▸ **Exercise prompt**:
Retyping the entries exactly is all that is required.

▸ **Source data**:
***

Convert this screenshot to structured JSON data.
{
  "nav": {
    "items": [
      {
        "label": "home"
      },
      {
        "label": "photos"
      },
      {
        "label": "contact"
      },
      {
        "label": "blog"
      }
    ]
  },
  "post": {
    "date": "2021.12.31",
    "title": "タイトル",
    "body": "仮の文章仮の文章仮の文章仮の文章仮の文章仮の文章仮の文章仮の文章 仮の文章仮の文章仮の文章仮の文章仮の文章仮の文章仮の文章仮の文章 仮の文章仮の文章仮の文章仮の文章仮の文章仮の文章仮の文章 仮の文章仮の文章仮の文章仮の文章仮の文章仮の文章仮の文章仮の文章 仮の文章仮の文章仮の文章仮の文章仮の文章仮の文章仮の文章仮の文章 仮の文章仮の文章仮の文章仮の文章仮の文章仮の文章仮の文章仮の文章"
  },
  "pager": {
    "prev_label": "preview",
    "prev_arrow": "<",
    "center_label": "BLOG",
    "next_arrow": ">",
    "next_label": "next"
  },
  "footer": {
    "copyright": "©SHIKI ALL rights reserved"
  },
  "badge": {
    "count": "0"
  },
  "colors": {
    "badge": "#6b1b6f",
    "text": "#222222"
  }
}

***

▸ **Response to this task**:
Convert this screenshot to structured JSON data.
{
  "nav": {
    "items": [
      {
        "label": "home"
      },
      {
        "label": "photos"
      },
      {
        "label": "contact"
      },
      {
        "label": "blog"
      }
    ]
  },
  "post": {
    "date": "2021.12.31",
    "title": "タイトル",
    "body": "仮の文章仮の文章仮の文章仮の文章仮の文章仮の文章仮の文章仮の文章 仮の文章仮の文章仮の文章仮の文章仮の文章仮の文章仮の文章仮の文章 仮の文章仮の文章仮の文章仮の文章仮の文章仮の文章仮の文章 仮の文章仮の文章仮の文章仮の文章仮の文章仮の文章仮の文章仮の文章 仮の文章仮の文章仮の文章仮の文章仮の文章仮の文章仮の文章仮の文章 仮の文章仮の文章仮の文章仮の文章仮の文章仮の文章仮の文章仮の文章"
  },
  "pager": {
    "prev_label": "preview",
    "prev_arrow": "<",
    "center_label": "BLOG",
    "next_arrow": ">",
    "next_label": "next"
  },
  "footer": {
    "copyright": "©SHIKI ALL rights reserved"
  },
  "badge": {
    "count": "0"
  },
  "colors": {
    "badge": "#6b1b6f",
    "text": "#222222"
  }
}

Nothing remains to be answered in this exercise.